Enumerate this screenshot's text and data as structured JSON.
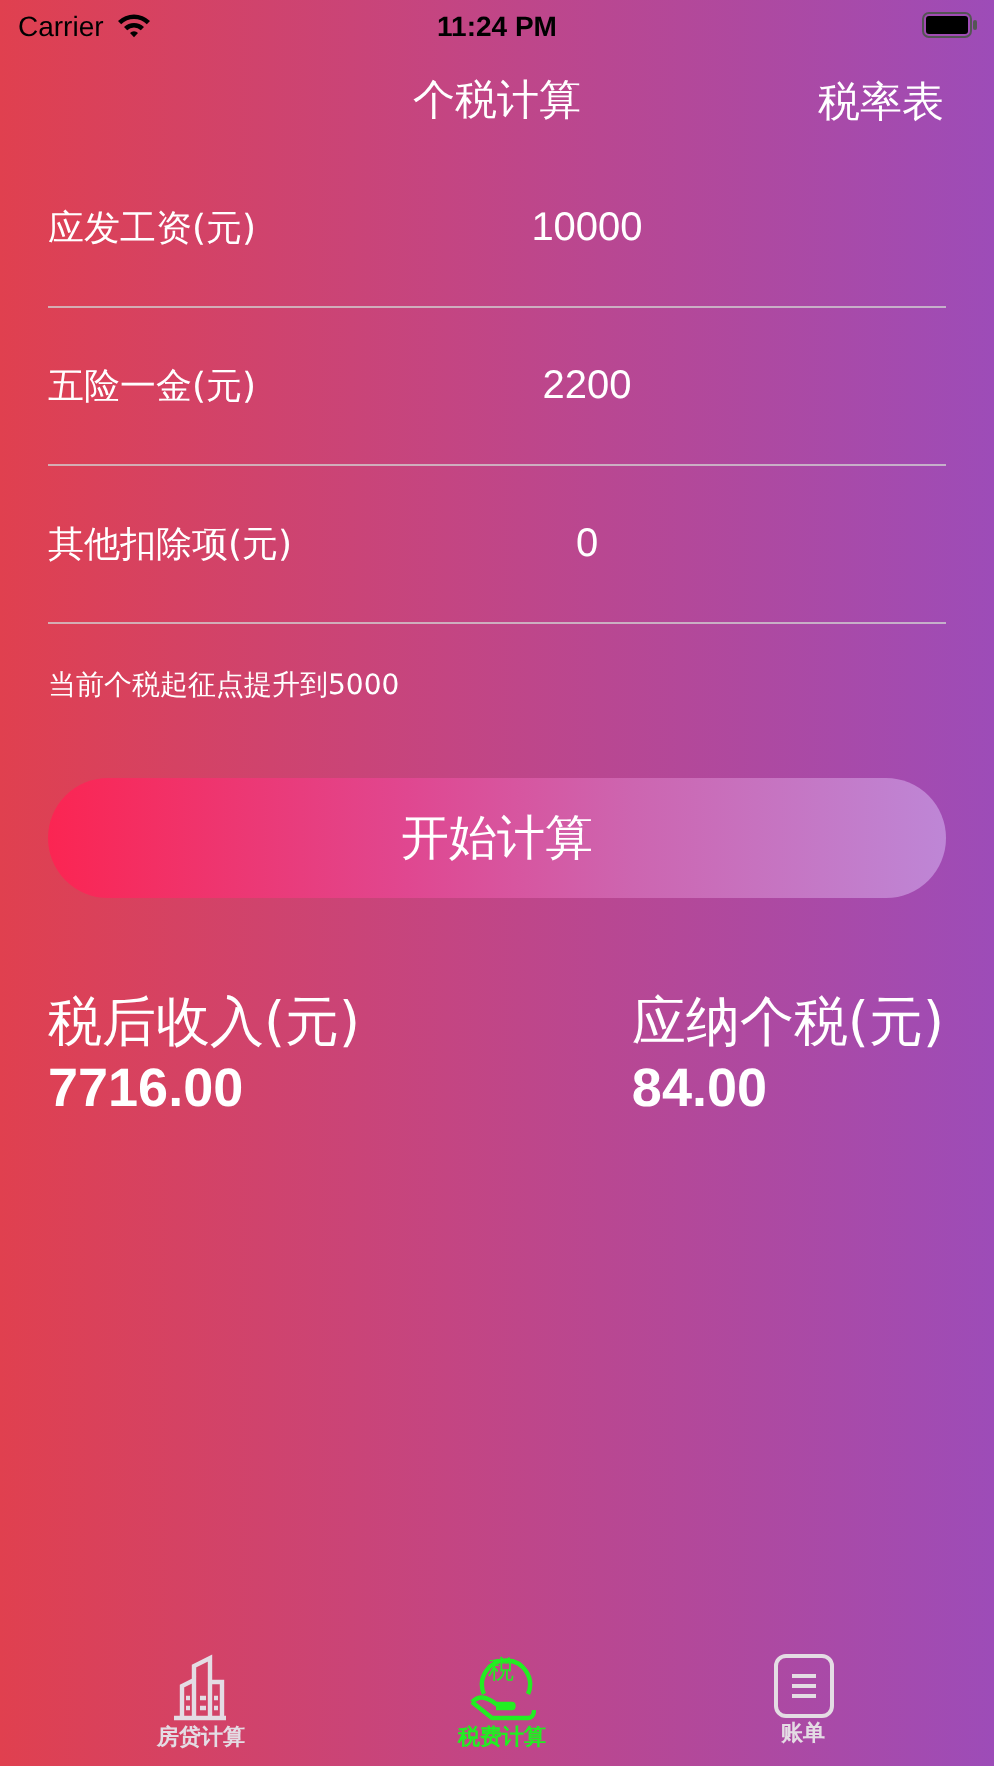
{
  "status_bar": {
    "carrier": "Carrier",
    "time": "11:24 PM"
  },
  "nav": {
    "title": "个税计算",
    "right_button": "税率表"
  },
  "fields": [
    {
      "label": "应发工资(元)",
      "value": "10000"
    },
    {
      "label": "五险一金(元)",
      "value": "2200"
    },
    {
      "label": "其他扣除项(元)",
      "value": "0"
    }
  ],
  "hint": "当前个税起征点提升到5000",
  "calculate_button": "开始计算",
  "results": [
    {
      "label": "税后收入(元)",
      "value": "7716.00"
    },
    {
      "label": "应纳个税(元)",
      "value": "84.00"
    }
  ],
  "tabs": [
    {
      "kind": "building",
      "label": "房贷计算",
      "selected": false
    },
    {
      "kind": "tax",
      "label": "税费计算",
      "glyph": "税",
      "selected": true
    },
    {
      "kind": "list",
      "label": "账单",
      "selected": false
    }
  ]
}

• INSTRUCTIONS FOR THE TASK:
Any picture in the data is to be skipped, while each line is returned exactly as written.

• TASK ANSWER:
Enumerate this screenshot's text and data as structured JSON.
{
  "status_bar": {
    "carrier": "Carrier",
    "time": "11:24 PM"
  },
  "nav": {
    "title": "个税计算",
    "right_button": "税率表"
  },
  "fields": [
    {
      "label": "应发工资(元)",
      "value": "10000"
    },
    {
      "label": "五险一金(元)",
      "value": "2200"
    },
    {
      "label": "其他扣除项(元)",
      "value": "0"
    }
  ],
  "hint": "当前个税起征点提升到5000",
  "calculate_button": "开始计算",
  "results": [
    {
      "label": "税后收入(元)",
      "value": "7716.00"
    },
    {
      "label": "应纳个税(元)",
      "value": "84.00"
    }
  ],
  "tabs": [
    {
      "kind": "building",
      "label": "房贷计算",
      "selected": false
    },
    {
      "kind": "tax",
      "label": "税费计算",
      "glyph": "税",
      "selected": true
    },
    {
      "kind": "list",
      "label": "账单",
      "selected": false
    }
  ]
}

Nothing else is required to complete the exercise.